Now, unfortunately, the assumption does not look that far off. During the past six weeks only, the number of deaths has increased by 75% in Denmark, from 800 to 1400. Given the severity of the current wave, and the slow roll-out of the vaccines, I do not feel comfortable changing my assumption with respect to the health-induced costs.

Updated expected cost of the crisis

This table collects my updated expected economic costs of the corona crisis in Denmark, together with my December expectation:

My estimate of the expected total cost of the crisis has increased from DKK 336bn to 536bn. This corresponds to 25% of pre-crisis Danish GDP, up from 16%. It also corresponds to app. DKK 90,000 per Dane (app. USD 15,000), compared with my best guess of DKK 60,000 per Dane in late November/early December (app. USD 10,000). In just six weeks, due to a terrible second wave of the corona crisis, the cost of the crisis has increased by something like 50% on a per-capita basis.


Obviously, there is a lot of uncertainty surrounding calculations such as these.
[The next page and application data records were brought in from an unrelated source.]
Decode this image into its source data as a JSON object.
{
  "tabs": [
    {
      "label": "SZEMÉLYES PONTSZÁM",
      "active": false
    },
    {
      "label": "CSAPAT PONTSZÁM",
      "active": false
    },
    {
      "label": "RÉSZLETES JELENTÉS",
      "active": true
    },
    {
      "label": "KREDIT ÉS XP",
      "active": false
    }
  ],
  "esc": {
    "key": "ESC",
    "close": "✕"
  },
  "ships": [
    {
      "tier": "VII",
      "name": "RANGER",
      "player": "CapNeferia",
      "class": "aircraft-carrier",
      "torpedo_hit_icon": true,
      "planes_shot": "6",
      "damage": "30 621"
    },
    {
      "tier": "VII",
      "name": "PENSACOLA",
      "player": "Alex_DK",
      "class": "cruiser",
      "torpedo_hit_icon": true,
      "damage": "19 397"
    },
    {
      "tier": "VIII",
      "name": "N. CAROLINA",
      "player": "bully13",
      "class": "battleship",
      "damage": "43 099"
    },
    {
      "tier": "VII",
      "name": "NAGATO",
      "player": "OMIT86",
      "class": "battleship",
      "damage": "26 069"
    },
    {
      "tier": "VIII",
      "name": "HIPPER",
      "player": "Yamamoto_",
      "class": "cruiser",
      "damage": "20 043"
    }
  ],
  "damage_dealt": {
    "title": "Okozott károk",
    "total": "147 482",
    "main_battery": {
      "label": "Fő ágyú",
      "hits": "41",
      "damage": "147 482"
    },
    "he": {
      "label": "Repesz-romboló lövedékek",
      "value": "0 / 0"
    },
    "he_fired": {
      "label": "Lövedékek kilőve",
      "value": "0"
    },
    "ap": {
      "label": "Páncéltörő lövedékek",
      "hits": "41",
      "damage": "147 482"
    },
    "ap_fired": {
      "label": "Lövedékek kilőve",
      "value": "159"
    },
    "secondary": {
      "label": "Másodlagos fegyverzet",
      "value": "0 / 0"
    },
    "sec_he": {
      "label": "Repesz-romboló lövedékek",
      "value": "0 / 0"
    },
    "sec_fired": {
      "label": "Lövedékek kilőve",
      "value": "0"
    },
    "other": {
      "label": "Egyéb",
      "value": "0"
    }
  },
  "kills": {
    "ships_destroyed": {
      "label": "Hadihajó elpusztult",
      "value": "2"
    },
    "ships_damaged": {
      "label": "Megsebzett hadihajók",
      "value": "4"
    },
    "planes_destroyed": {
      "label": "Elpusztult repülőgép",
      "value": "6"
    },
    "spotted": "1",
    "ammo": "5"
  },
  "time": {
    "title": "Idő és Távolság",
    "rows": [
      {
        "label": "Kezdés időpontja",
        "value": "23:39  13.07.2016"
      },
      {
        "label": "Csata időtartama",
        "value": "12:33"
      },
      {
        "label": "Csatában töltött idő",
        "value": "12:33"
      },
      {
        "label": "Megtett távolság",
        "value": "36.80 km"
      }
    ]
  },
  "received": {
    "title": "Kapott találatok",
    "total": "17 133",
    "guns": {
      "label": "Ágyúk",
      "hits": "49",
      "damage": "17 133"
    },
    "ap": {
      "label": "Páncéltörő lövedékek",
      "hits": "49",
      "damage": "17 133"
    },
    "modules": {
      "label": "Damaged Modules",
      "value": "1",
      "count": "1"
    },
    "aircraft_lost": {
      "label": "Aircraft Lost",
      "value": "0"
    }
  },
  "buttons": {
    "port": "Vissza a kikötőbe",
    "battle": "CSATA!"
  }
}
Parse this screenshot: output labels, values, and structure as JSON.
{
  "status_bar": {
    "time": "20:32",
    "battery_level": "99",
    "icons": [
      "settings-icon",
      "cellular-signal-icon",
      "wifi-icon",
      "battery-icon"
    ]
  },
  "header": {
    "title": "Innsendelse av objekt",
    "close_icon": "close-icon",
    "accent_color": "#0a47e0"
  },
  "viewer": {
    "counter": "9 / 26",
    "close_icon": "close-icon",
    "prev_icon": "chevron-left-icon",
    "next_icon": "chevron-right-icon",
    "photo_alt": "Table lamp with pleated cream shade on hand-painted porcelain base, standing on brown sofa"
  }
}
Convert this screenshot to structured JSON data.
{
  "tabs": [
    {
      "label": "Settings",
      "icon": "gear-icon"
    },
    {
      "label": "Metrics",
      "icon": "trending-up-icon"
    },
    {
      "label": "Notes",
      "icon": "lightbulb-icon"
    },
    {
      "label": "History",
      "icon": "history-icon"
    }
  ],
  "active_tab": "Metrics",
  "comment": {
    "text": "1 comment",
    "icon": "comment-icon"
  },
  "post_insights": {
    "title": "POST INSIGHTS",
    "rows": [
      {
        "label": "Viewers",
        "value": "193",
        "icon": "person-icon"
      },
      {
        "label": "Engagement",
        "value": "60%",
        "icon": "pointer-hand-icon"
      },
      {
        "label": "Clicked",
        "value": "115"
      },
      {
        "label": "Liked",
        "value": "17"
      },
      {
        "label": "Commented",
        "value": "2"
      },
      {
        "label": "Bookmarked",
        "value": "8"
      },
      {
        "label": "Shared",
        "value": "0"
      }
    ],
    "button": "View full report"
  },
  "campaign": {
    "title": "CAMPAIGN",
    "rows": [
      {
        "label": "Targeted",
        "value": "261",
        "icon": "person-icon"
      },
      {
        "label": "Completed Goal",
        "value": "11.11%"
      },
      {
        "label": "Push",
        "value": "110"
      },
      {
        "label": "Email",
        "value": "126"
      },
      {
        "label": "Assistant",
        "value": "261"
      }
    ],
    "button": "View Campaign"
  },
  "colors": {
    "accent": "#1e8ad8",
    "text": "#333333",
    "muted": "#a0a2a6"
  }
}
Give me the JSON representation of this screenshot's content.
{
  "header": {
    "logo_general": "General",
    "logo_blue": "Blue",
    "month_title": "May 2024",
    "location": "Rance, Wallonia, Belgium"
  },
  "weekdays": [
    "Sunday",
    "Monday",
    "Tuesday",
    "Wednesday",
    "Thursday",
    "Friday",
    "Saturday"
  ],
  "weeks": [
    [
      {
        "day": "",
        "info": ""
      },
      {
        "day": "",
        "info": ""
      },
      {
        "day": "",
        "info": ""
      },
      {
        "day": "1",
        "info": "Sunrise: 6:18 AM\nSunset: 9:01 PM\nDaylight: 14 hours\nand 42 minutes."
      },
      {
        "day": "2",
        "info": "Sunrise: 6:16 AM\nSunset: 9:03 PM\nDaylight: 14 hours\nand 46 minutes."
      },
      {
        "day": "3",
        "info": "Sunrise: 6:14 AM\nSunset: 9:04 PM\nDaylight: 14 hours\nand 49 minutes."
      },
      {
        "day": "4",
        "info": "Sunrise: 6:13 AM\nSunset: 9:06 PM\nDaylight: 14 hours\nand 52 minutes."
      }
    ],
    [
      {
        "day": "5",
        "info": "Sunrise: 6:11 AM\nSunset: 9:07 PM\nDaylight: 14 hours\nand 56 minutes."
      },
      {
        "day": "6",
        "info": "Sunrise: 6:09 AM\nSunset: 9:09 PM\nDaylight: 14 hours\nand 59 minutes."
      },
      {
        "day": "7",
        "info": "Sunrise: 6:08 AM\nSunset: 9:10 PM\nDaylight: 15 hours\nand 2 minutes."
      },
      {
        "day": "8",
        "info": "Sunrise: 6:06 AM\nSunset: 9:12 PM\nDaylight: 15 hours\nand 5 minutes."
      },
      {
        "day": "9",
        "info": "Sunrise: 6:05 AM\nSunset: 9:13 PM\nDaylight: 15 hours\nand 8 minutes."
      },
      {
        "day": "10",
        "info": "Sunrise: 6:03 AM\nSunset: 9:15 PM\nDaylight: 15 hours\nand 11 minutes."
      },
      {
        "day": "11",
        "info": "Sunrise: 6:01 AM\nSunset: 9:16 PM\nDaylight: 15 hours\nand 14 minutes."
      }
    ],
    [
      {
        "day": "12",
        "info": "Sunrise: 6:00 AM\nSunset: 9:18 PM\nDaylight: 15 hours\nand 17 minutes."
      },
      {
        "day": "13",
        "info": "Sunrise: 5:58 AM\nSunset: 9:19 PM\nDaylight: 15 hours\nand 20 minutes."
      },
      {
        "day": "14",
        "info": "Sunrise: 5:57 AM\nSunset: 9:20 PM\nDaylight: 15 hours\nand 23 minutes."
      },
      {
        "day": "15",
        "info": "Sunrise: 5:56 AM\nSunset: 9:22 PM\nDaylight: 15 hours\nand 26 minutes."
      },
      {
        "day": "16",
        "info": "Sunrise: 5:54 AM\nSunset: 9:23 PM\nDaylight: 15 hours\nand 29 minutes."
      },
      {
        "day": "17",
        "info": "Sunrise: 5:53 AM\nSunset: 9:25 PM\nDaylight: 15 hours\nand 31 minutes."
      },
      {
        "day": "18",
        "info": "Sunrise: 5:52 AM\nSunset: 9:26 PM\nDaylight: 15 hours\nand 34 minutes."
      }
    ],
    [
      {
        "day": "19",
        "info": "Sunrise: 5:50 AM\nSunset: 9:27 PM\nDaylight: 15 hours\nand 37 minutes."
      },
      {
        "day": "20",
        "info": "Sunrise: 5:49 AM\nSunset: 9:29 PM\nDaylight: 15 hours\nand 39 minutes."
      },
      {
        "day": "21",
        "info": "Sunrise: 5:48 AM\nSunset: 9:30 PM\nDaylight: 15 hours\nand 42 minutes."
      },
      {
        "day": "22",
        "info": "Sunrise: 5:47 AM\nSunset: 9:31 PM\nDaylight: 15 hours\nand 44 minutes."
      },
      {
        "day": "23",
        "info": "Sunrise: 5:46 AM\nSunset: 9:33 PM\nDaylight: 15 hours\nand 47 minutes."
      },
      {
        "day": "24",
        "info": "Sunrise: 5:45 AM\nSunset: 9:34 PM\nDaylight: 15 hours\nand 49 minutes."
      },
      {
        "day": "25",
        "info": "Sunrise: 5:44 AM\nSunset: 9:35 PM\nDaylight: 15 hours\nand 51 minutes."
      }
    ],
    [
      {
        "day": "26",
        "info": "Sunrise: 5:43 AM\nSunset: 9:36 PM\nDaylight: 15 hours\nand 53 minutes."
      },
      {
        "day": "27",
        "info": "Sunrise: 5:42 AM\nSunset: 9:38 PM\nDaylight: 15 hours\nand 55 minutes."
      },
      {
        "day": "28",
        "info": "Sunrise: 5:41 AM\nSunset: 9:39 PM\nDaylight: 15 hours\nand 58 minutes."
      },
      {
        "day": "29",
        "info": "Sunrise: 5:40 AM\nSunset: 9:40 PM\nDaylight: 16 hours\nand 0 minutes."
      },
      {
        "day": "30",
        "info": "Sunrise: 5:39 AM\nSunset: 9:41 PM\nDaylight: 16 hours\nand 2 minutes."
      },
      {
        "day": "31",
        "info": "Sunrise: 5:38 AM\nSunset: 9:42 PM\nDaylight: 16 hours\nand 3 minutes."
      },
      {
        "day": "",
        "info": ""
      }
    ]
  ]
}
The mere fact that six weeks of new data can change the economic outlook so much bear this out. Also, I use forecasts from the independent Danish Economic Councils. I expect all forecasters to agree that the economic outlook has turned to the worse, but exactly how much probably differs from forecaster to forecaster.

It is good with one number, DKK 536bn, as we then have something to remember and compare with. With so much uncertainty, on the other hand, we should not be surprised if the final cost will differ from this forecast. In general, whether we talk about forecasts of costs of crises, general economic forecasts of GDP, interest rates, exchange rates, or whatever, it is seldom that forecasts are spot on.

Forecasts such as these help us, though, to understand the magnitude of the crisis. The cost of the crisis (in Denmark) will be in the hundreds of billion Danish kroner. Of this, I am confident. Right now, I believe that something like DKK 500bn, or 25% of GDP, is a good estimate. This estimate might change, but I am reasonably confident that the cost of the crisis will end up being measured in double-digit percentages of GDP. This is the important take-away, not the exact number.

Given these high costs, we should do everything possible to try to reduce them. In particular, the faster vaccines are rolled out, the better. What is difficult to comprehend, I think, is that measures to expand vaccine production capacities were not taken in autumn, when everybody could see that the vaccines were on their way (e.g., by licensing production of vaccines to factories with spare production capacity, etc.). I thus cross my fingers that the rate of vaccination will increase significantly within a not too distant future, thereby helping to contain the otherwise very high cost of this crisis. A Danish newspaper had this cartoon yesterday, link, showing me arguing for the importance of a fast rollout of the vaccines.